As 10,000 baby boomers turn 65 every day, the US faces serious questions about the role of seniors in families, communities and society at large. Florida Water explores these issues through the parallel but divergent lives of two retired seniors, Boomer and David. Boomer is a second-generation German-American and a Vietnam vet; David is a devout Christian from rural Florida. They both live in Nalcrest, a Florida retirement community built by the letter carriers union in 1963.

Nalcrest’s working class demographics and labor union history suggest inclusiveness and solidarity, yet it is precisely the community’s failures in this regard that make it a meaningful microcosm of American society through which to investigate retirement and aging.

Both Boomer and David are seeking reprieve from years of struggle, though they have different coping strategies. Boomer, an offbeat alcoholic with childlike tenderness, suffers from fainting and acute PTSD. His erratic behavior and odd sense of humor attract a few residents but alienate him from most. As he shares joints and pain-management strategies with his circle of friends, Boomer explores his experiences of violence, addiction, and poverty, endeavoring to fill the absence of the families and communities he left up North.

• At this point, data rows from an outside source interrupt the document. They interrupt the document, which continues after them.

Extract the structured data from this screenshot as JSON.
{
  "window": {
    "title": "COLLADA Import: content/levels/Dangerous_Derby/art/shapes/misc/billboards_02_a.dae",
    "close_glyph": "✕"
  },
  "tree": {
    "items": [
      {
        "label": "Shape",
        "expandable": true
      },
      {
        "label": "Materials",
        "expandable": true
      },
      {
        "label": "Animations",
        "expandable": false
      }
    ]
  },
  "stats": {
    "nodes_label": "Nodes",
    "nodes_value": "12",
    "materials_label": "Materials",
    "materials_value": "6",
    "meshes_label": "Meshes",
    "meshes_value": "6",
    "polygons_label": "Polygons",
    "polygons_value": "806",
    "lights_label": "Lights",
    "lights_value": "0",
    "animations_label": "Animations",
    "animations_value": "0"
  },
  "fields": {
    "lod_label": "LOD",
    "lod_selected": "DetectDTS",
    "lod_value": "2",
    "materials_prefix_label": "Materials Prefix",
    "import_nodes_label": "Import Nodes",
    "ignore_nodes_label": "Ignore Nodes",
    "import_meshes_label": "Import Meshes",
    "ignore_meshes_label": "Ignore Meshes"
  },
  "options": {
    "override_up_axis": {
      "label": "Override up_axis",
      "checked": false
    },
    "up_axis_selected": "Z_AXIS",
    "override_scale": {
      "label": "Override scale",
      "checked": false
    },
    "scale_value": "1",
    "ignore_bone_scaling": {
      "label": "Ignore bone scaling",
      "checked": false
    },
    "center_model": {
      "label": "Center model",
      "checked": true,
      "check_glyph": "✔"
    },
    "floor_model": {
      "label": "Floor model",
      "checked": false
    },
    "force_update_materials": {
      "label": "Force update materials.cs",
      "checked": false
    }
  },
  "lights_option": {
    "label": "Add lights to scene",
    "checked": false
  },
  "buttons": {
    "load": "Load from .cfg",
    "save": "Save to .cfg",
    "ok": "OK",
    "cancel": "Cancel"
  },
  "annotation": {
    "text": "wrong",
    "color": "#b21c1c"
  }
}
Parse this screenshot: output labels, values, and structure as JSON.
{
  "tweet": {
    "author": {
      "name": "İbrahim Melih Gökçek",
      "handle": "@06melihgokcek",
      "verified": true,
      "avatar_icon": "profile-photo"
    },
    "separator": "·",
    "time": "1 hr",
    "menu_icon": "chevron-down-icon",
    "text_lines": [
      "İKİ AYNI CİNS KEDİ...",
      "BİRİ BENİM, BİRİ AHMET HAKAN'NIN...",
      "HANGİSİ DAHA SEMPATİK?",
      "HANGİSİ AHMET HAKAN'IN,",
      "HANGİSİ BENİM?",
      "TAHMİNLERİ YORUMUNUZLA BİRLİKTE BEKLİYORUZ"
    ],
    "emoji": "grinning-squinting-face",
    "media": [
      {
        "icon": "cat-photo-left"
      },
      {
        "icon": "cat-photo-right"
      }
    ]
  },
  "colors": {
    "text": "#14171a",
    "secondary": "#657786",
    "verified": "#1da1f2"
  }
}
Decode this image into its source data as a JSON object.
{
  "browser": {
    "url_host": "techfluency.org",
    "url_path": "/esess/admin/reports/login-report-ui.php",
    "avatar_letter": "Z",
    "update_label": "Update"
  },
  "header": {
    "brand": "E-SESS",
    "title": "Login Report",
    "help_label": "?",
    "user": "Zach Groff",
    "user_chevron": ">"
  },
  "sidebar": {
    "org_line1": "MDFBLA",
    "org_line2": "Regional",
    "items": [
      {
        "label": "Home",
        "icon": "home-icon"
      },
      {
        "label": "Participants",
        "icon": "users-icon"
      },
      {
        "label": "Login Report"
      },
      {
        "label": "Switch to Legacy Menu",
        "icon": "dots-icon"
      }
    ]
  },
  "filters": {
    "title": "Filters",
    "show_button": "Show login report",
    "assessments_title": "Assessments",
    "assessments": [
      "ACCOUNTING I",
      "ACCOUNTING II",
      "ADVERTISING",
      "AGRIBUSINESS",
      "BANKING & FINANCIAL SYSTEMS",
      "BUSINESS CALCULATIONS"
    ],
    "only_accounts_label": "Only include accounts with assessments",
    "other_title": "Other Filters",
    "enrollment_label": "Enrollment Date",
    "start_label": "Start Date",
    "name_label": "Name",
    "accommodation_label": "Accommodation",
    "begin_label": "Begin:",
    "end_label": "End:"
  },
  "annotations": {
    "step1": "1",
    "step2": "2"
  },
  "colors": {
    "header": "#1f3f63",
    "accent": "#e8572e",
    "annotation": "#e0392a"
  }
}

David, an eccentric and spiritual 80-year-old, is gradually losing his vision and the state has taken away his driver’s license. He spends all of his time alone, listening to church on the radio and exploring the natural world. As he reminisces about his childhood as a dairy farmer, he deepens his relationship with the Lord, looking for guidance in an increasingly foggy world.

In the story of their aging lies a counter narrative that complicates depictions of disempowered communities and helps us understand not just how seniors deal with death, illness and grief, but also how they live day to day, in many ways apart from the rest of society.